Listen to this story:
ROME – The New Year is off to a rocky start for parliamentarians in the tiny European nation of Liechtenstein, who are currently in a standoff with the country’s lone Archbishop, Wolfgang Haas, over the recent passage of a bill legalizing same sex marriage.
In December, Haas announced via the official bulletin for the Archdiocese of Vaduz that he was cancelling a high-profile Mass, called the “Holy Spirit” service, which is traditionally held at the opening session of parliament, called the Landtag, at the beginning of a new year. The reason for the cancellation was parliamentary support for the country’s “marriage for all” motion.
The Mass is usually attended by legislators and members of the government.

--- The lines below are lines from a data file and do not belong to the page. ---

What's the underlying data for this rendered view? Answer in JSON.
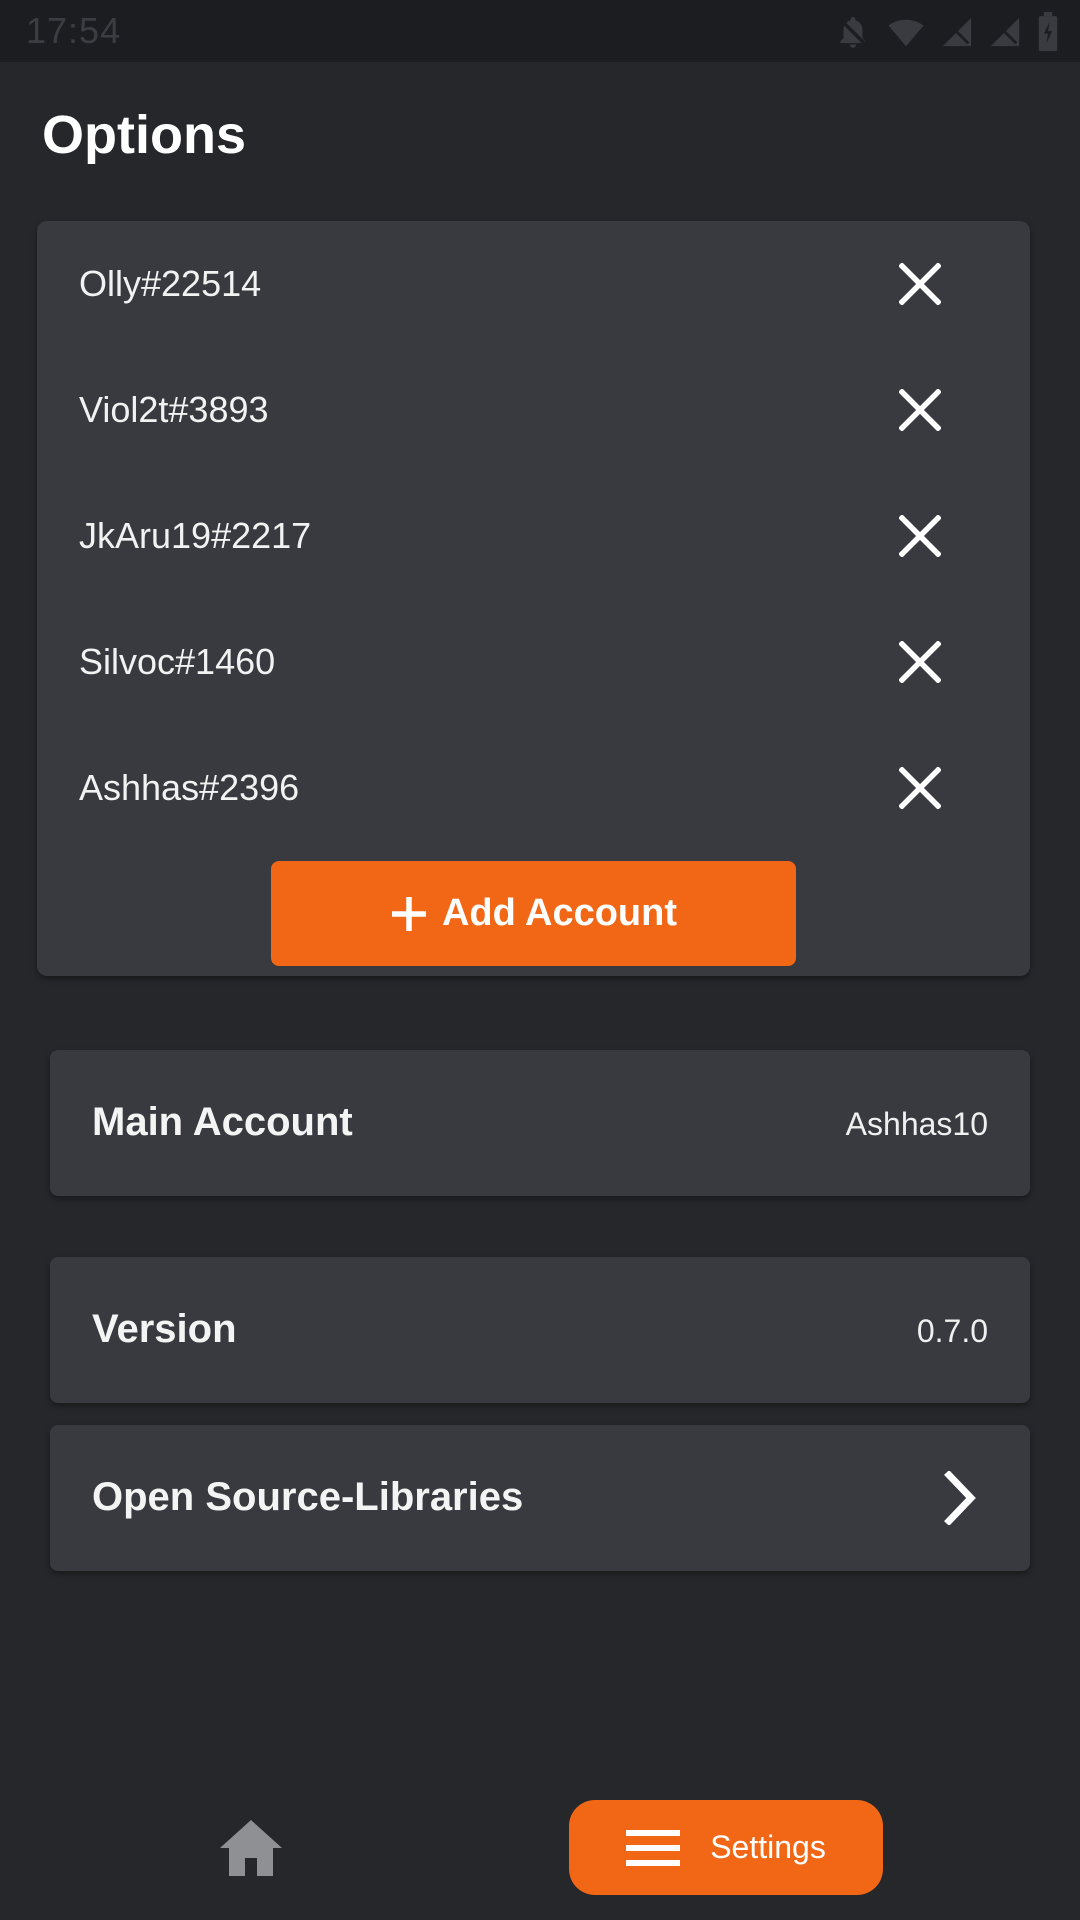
{
  "status_bar": {
    "time": "17:54"
  },
  "page": {
    "title": "Options"
  },
  "accounts": {
    "items": [
      {
        "name": "Olly#22514"
      },
      {
        "name": "Viol2t#3893"
      },
      {
        "name": "JkAru19#2217"
      },
      {
        "name": "Silvoc#1460"
      },
      {
        "name": "Ashhas#2396"
      }
    ],
    "add_button_label": "Add Account"
  },
  "settings": {
    "main_account": {
      "label": "Main Account",
      "value": "Ashhas10"
    },
    "version": {
      "label": "Version",
      "value": "0.7.0"
    },
    "open_source": {
      "label": "Open Source-Libraries"
    }
  },
  "bottom_nav": {
    "settings_label": "Settings"
  },
  "colors": {
    "accent": "#f26716",
    "background": "#26272b",
    "card": "#383a3f"
  }
}
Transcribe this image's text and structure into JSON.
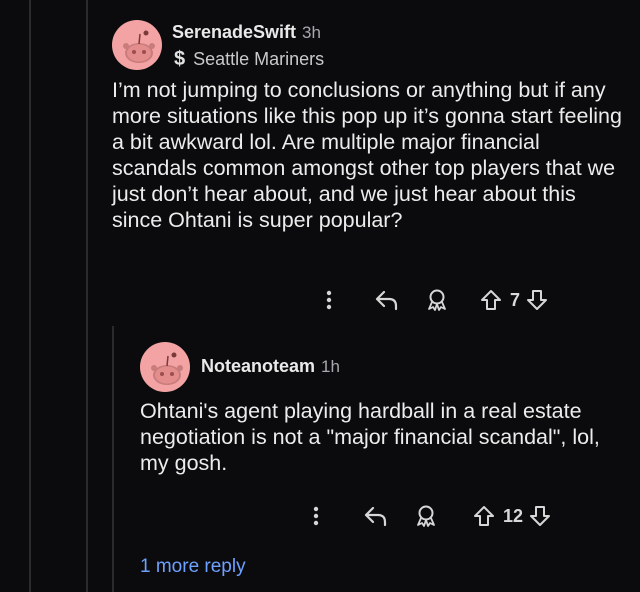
{
  "comments": [
    {
      "username": "SerenadeSwift",
      "time": "3h",
      "flair": "Seattle Mariners",
      "body": "I’m not jumping to conclusions or anything but if any more situations like this pop up it’s gonna start feeling a bit awkward lol. Are multiple major financial scandals common amongst other top players that we just don’t hear about, and we just hear about this since Ohtani is super popular?",
      "score": "7"
    },
    {
      "username": "Noteanoteam",
      "time": "1h",
      "body": "Ohtani's agent playing hardball in a real estate negotiation is not a \"major financial scandal\", lol, my gosh.",
      "score": "12"
    }
  ],
  "more_replies_label": "1 more reply",
  "icons": [
    "more-vertical-icon",
    "reply-icon",
    "award-icon",
    "upvote-icon",
    "downvote-icon",
    "snoo-avatar-icon",
    "flair-s-icon"
  ],
  "colors": {
    "background": "#0b0b0d",
    "avatar": "#f3a3a3",
    "link": "#6ea0ff",
    "text": "#ececec"
  }
}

In a statement published in archdiocesan bulletin Vobiscum, Haas lamented that parliament, “all of whose members belong to the Catholic Church,” voted to pass the bill.
“The vast majority of members of parliament transmitted to the government the motion requesting the drafting of a bill, despite, and in contradiction to, the requirements of reason and the law, and therefore voted in favor of the introduction of this pseudo-marriage,” Haas said in the statement.

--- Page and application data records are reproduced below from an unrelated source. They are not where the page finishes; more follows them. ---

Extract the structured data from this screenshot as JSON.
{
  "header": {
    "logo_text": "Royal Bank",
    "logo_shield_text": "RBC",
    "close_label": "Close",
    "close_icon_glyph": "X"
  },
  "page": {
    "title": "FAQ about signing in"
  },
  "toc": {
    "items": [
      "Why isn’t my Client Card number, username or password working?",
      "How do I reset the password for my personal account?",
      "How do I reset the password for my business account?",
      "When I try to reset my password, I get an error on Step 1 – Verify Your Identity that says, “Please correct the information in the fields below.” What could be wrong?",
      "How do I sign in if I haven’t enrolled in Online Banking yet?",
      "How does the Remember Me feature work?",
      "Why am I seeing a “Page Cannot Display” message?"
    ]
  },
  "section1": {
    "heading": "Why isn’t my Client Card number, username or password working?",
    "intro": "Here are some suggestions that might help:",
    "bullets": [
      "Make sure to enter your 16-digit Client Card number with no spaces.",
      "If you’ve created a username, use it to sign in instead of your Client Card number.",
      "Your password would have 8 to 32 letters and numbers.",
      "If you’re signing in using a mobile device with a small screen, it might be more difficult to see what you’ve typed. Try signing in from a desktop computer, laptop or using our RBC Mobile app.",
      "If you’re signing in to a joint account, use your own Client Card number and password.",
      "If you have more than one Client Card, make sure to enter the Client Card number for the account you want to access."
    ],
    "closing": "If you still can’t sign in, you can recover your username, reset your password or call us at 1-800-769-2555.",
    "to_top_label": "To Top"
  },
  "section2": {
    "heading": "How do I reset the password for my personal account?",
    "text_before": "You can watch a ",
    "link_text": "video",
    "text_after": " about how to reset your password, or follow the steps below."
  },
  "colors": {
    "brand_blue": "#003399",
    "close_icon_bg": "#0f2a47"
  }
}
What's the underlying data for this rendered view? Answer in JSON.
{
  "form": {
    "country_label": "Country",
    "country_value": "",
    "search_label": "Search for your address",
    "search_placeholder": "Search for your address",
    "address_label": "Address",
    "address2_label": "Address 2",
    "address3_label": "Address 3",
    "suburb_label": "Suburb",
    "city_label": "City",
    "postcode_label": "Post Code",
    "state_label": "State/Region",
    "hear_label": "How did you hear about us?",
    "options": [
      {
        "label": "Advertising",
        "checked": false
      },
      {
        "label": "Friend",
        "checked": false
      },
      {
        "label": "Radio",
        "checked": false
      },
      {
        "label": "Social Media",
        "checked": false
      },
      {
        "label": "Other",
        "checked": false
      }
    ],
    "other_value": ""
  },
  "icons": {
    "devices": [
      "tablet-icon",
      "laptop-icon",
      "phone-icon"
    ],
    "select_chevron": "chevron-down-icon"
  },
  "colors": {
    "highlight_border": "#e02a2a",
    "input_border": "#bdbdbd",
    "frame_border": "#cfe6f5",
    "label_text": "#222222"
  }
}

Same-sex marriage, he said, “runs counter to natural sensibility, to natural law in accordance with reason and, in particular, to the Christian concept of the human being.”
For this reason, he said, “the time has come to give up the so-called ‘ceremony of the Holy Spirit’ for the opening of the sessions of the Landtag, because such a liturgical celebration no longer has any meaning with regard to the parliamentary behavior of the great majority of our Landtag deputies in an essential matter of Christian ethics.”
Haas, 73, is widely known as a conservative prelate known for his controversial positions, including his refusal last year to launch a national synodal consultation process as part of Pope Francis’s multi-year Synod on Synodality, aimed at giving laypeople a more prominent voice and creating a more dialogical church.
In an October 2021 statement, Haas said he did not believe the synodal reflection was necessary for his archdiocese, and that the process risked creating “ideological division” in the church.
Referring to the Vademecum for the Synod on Synodality, an official manual for the process, Haas said the document itself outlines the role of the bishop “as listening” and not engaging “in big discussions and long debates.”
Haas’s decision to cancel the Holy Spirit Mass for parliament comes after a months-long showdown over the bill in which he has repeatedly snubbed politicians associated with the bill and with community Pride celebrations.
Over the summer, he withdrew from a formal dinner appointment with the Mayor of Schaan, Daniel Hilti, over Hilti’s decision to attend the municipality’s very first Pride festival, which was also attended by young Catholics sympathetic to the LGBTQ movement.
It is reportedly a tradition for the parishes of Liechtenstein to invite the mayor to lunch after their confirmation, however, this year Haas bailed due to their “differing ideas” on the Pride celebrations.
Several months later, when parliament met to discuss the Marriage for All bill in September, Haas issued an initial statement lamenting the decision of a majority of PMs to introduce the bill and warned that “such legal institutionalization is unacceptable for the Catholic Church, both for genuine reasons of common sense and for its doctrine of faith based on divine revelation.”
Haas said he had shared publications from the Vatican’s Dicastery for the Doctrine of the Faith on same-sex marriage with parliament, insisting that when it comes time to vote, “the Catholic parliamentarian has the moral duty to express clearly and publicly his opposition and to vote against the bill.”
“Giving voice to such a harmful piece of legislation for the common good of society is a gravely immoral act,” he said.
Parliament passed the motion during a November session, prompting Haas to issue his statement cancelling the Holy Spirit Mass for the opening session of parliament in the new year, saying the vote to draft the bill shows “once again how necessary it is, in terms of religious credibility, to oppose any form of public or institutional ecclesiastical dressing and to avoid it.”
“Experience shows that the consequences of immoral behavior are catastrophic,” he said, saying the introduction of the bill, “with all the excesses that it implies, will lead to breaking of moral barriers, especially in the field of education,” which he said can already be seen in countries where attempts have been made to include so-called gender theory into school curricula.
Haas appealed to the national constitution, saying “the legal assimilation of a life partnership” to the Catholic institution of marriage is “contrary to the Christian foundations in the national constitution of Liechtenstein,” and is therefore unconstitutional.
He closed voicing hope that “on the ground of the new fundamental law of the state, a new salvation and a rich blessing will flourish for my people and my country from the old collaboration between the state and the Church, which has proven itself and which must continue to be cultivated under the protection of God.”
According to the local publication Liechtensteiner Vaterland, the Vatican’s nuncio to Switzerland and Liechtenstein, Archbishop Martin Krebs, has refused to get involved in the standoff, saying it is up to Haas and MPs to resolve the conflict, and that “I see no basis for the Holy See to intervene.”
However, when it comes to the debate, “If someone has a different opinion at the political level, also on LGBTQ issues, then that should be respected,” he said.
Follow Elise Ann Allen on Twitter: @eliseannallen